So far as force composition is concerned a faithful balance needs to be struck between littoral and open seas requirements within the likely budgetary support that may be anticipated. This is not a difficult task. Allowing for an 8 per cent growth in GDP, an allocation of about 1.8 per cent towards defence expenditure of which about 17 per cent would be the Navy’s share and finally a mix of 60 per cent towards capital and balance 40 per cent towards revenue will give a fair idea of the anticipated budgetary support. However, creating the balance is a very tricky issue and to have it perfect is a tall order for any force planner. Augmentation in force levels and technology to hedge against all forms of conflict in open sea and provide the teeth to aggressive diplomacy is a given. Nevertheless, the first requirement would be to secure the maritime frontiers at the coastline and in the islands and offshore structure holdings of India.

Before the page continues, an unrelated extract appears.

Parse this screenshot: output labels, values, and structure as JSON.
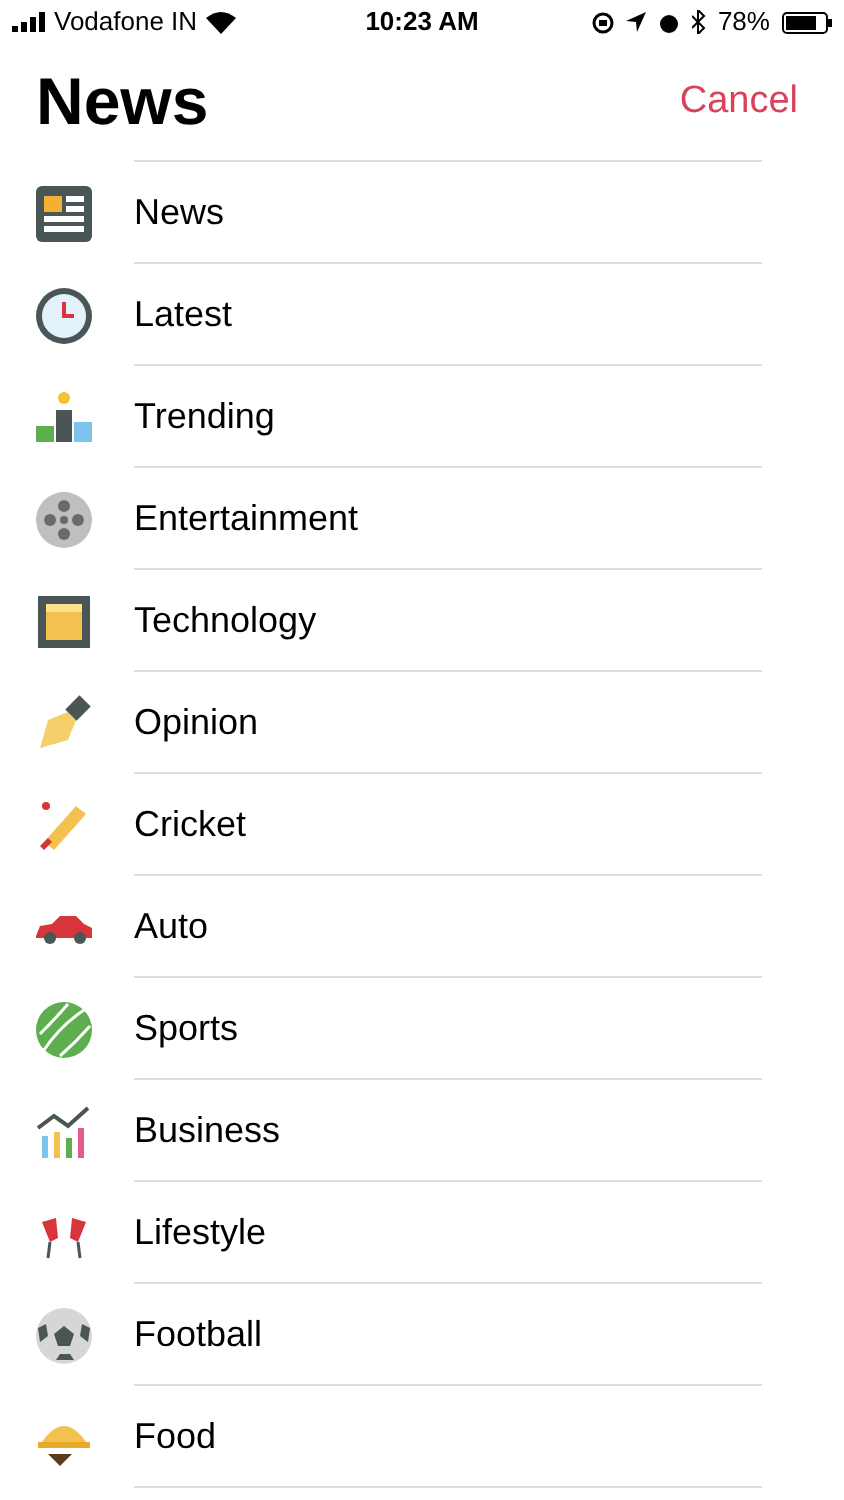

This would require that Indian maritime forces are not only modern but are also of contemporary relevance to the Indian state. Lofty declarations of power projection may be music to a sailor’s ear but coastal surveillance and protection from wanton acts of violence is the citizen’s first priority.

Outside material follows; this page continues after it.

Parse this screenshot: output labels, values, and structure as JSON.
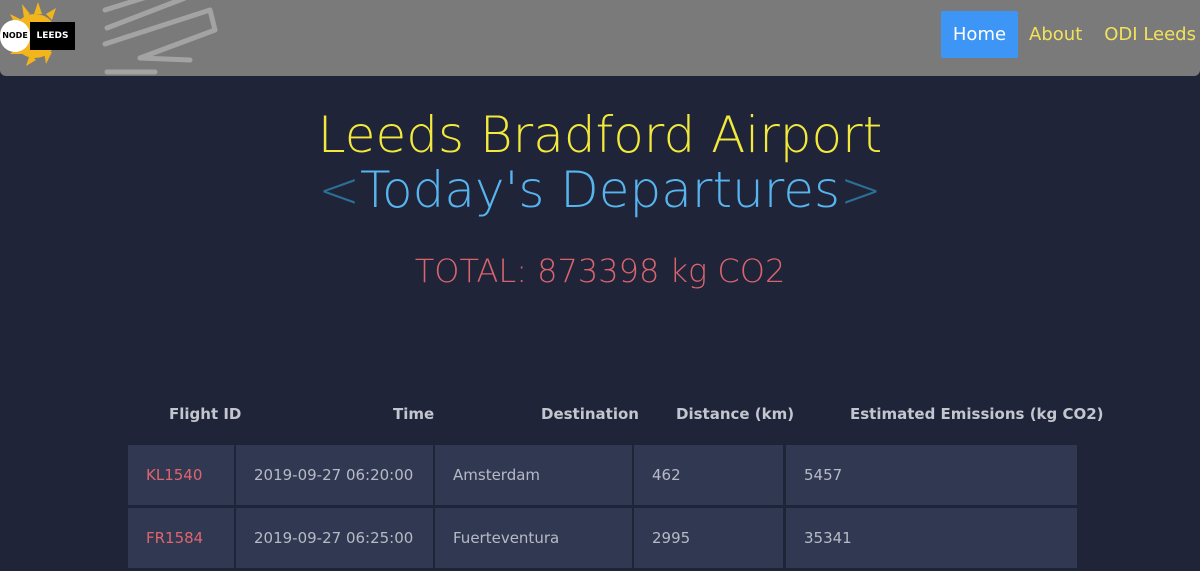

For a three carrier navy in service by 2022 it is logical that the supporting ships — 24 frigates and destroyers — should be available by then. In addition, six to eight destroyers and frigates are required in any operational environment for Convoy protection operations and littoral warfare requirements. Considering even 30 per cent of these forces are under refit / maintenance the total requirement works out to 40–42 destroyers and frigates. Against this requirement about six frigates and five destroyers would have reached the end of their already much extended service life by 2022. Five frigates and three destroyers are under construction which would enter service by 2016. Seven frigates and four destroyers have been approved by DAC for induction by 2022. The net accretion would, therefore, be only seven frigates and two destroyers which would at best provide a force level of 29 frigates and destroyers. Therefore, the navy would still require another 11–13 frigates and destroyers provided the existing orders are delivered on time. The net deficiency that needs corrective action now is for a capability gap of about 4–5 destroyers and 7–8 frigates. In addition, about 6–8 corvettes would be required for Local Naval Defence (LND) functions. Considering that the DPSU shipyards are already fully booked to capacity the gap of 11–13 destroyers and frigates and 6–8 corvettes must be bridged by Indian Private Sector Shipyards as a Buy and Make Indian project with some strategic imports. One option would be to build another 8 frigates of the proven Talwar Class in India as a collaborative venture between an Indian Shipyard and Yantar Shipyard, Kaliningrad.